However, users of the AI systems will also have obligations, including ensuring that the data input into the system is relevant, that individuals overseeing the system are competent, and that individuals whose information is processed by the system are informed about the use of AI.  

Among AI systems categorized as high-risk systems are those intended for use in the recruitment or applicant selection, including screening and filtering job applications and evaluating applicants.  

Similarly, AI systems intended for making decisions concerning employment, including promotions and terminations, as well as AI systems related to the monitoring and evaluation performance and behavior in employment situations, are characterized as high-risk.    

Employment law considerations 

The same employment law rules apply to the use of AI systems as to manual personnel administration. Therefore, employers must ensure that the AI system complies with non-discrimination legislation.  

For example, this could be in connection with the announcement of vacancies, where on various platforms it is possible to filter by age, so that the job posting is specifically targeted at certain age groups. Such specific targeting of certain age groups will be in breach of the Discrimination Act.  

When using AI systems for recruitment, special attention must also be paid to indirect discrimination. AI systems typically learn from past behavior and practices and may have learned to perpetuate discrimination patterns, e.g. as in CV filtering. 

General Data Protection Regulation 

The rules of the General Data Protection Regulation do not change with the adoption of the AI Regulation, and the same conditions apply for the processing of personal data using AI systems as for any other processing. Employers must pay particular attention to Article 22 of the General Data Protection Regulation, which states that automatic decisions, including in recruitment (such as CV filtering, where certain applicants with specific characteristics are automatically excluded) are generally prohibited.  

Additionally, when using the AI system, there is almost always a requirement for the employer to conduct an impact assessment, as required by Article 35 of the General Data Protection Regulation. This is required when using new technology if the processing poses a high risk to individuals’ rights and freedoms.  

Entry into force 

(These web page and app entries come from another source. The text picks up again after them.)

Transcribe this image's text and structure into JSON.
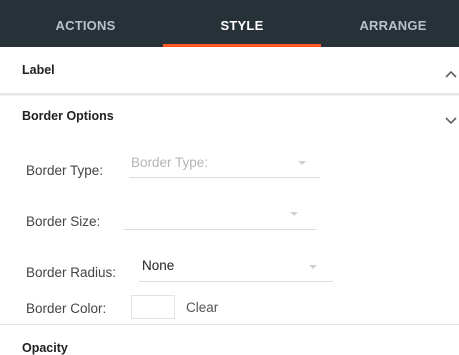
{
  "tabs": {
    "actions": "ACTIONS",
    "style": "STYLE",
    "arrange": "ARRANGE",
    "active": "STYLE",
    "accent_color": "#ff5722",
    "bar_color": "#263238"
  },
  "sections": {
    "label": {
      "title": "Label",
      "icon": "chevron-up-icon"
    },
    "border_options": {
      "title": "Border Options",
      "icon": "chevron-down-icon",
      "fields": {
        "border_type": {
          "label": "Border Type:",
          "placeholder": "Border Type:",
          "value": ""
        },
        "border_size": {
          "label": "Border Size:",
          "value": ""
        },
        "border_radius": {
          "label": "Border Radius:",
          "value": "None"
        },
        "border_color": {
          "label": "Border Color:",
          "swatch_color": "#ffffff",
          "clear_label": "Clear"
        }
      }
    },
    "opacity": {
      "title": "Opacity",
      "icon": "chevron-down-icon"
    }
  }
}
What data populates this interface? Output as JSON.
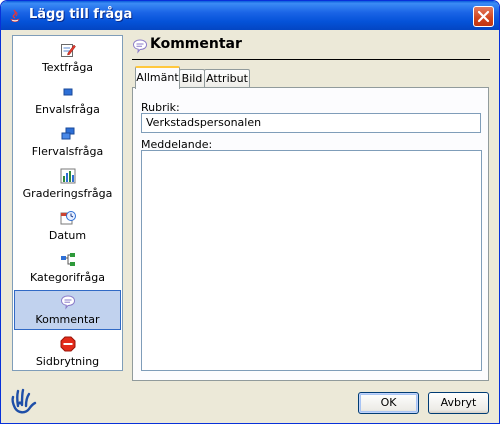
{
  "window": {
    "title": "Lägg till fråga"
  },
  "question_types": [
    {
      "label": "Textfråga",
      "icon": "text-edit-icon"
    },
    {
      "label": "Envalsfråga",
      "icon": "single-choice-icon"
    },
    {
      "label": "Flervalsfråga",
      "icon": "multi-choice-icon"
    },
    {
      "label": "Graderingsfråga",
      "icon": "rating-chart-icon"
    },
    {
      "label": "Datum",
      "icon": "clock-icon"
    },
    {
      "label": "Kategorifråga",
      "icon": "category-tree-icon"
    },
    {
      "label": "Kommentar",
      "icon": "comment-bubble-icon",
      "selected": true
    },
    {
      "label": "Sidbrytning",
      "icon": "stop-sign-icon"
    }
  ],
  "panel": {
    "title": "Kommentar",
    "tabs": [
      "Allmänt",
      "Bild",
      "Attribut"
    ],
    "active_tab": "Allmänt",
    "rubrik_label": "Rubrik:",
    "rubrik_value": "Verkstadspersonalen",
    "meddelande_label": "Meddelande:",
    "meddelande_value": ""
  },
  "buttons": {
    "ok": "OK",
    "cancel": "Avbryt"
  },
  "colors": {
    "titlebar": "#0553d9",
    "selection": "#c1d2ee",
    "dialog_bg": "#ece9d8",
    "tab_accent": "#ffc83c"
  }
}
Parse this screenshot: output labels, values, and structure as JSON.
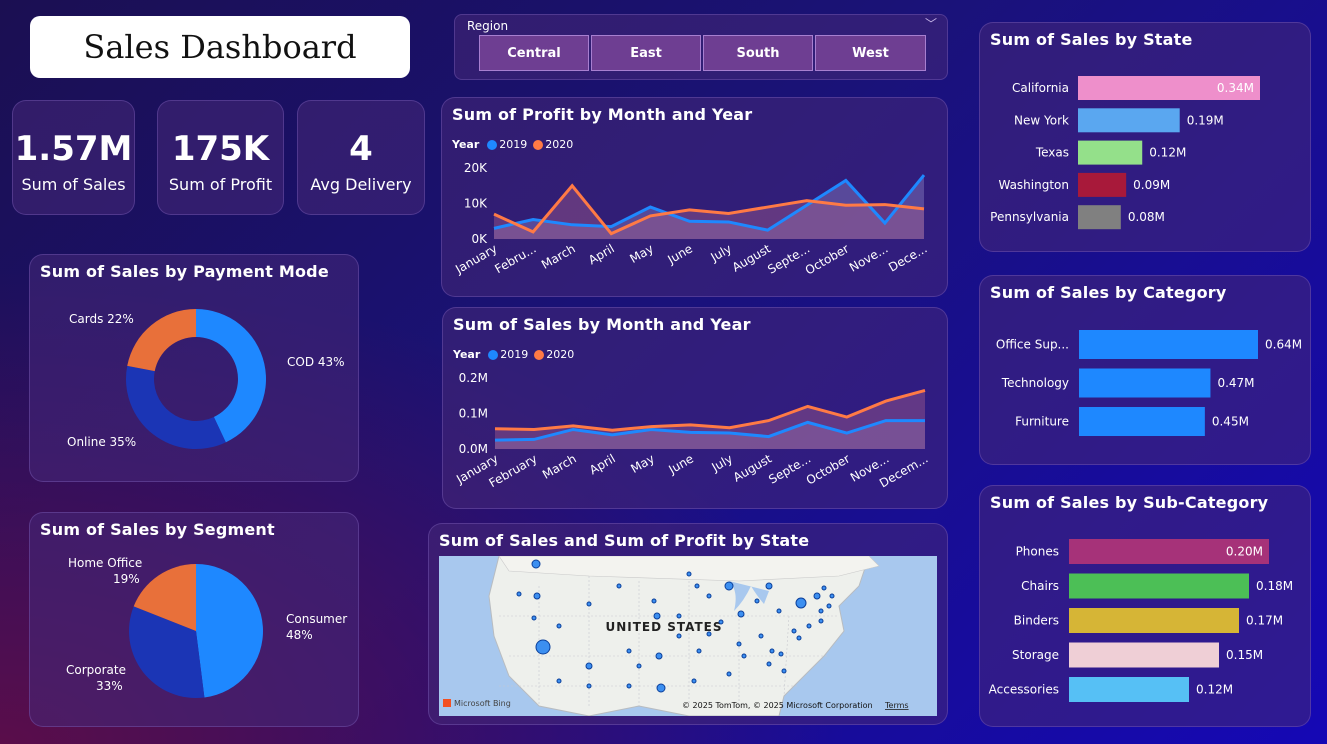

When the AI Regulation enters into force, it applies immediately and directly in all Member States. The rules will apply fully 24 months after the entry into force of the Regulation with certain exceptions: the rules on prohibited use of AI systems will apply six months after the entry into force date, the rules on codes of conduct will apply nine months after entry into force, the rules for AI for general use, including administration, will apply 12 months after entry into force, while the rules on obligations for high-risk systems will apply 36 months after entry into force.  

We recommend 

If an employer wants to invest in a new HR system using AI technology, it is important to ensure that the system complies with the AI Regulation, including ensuring that there are no fundamental assumptions in the system that prevent them from being compliant with the AI Regulation. It is also recommended to ensure that the supplier commits to making any necessary changes due to the AI Regulation. 

Another factor that is worth paying attention to is the database from which the AI ​​system is trained. The AI ​​system must be trained in representative material, as algorithms can develop a bias that will be discriminatory due to the system learning from a database which is to narrow. Employers must therefore also ensure that they do not purchase AI systems that obtain input from jurisdictions that have different rules on gender, race, age, etc. than the Danish rules, as there is also a risk that it will develop discriminatory algorithms. 

We regularly provide updates on the AI Regulation.  

This article was first published by our Danish member firm Mette Klingsten Law Firm. For more insights on this topic, please contact our representative Mette Klingsten.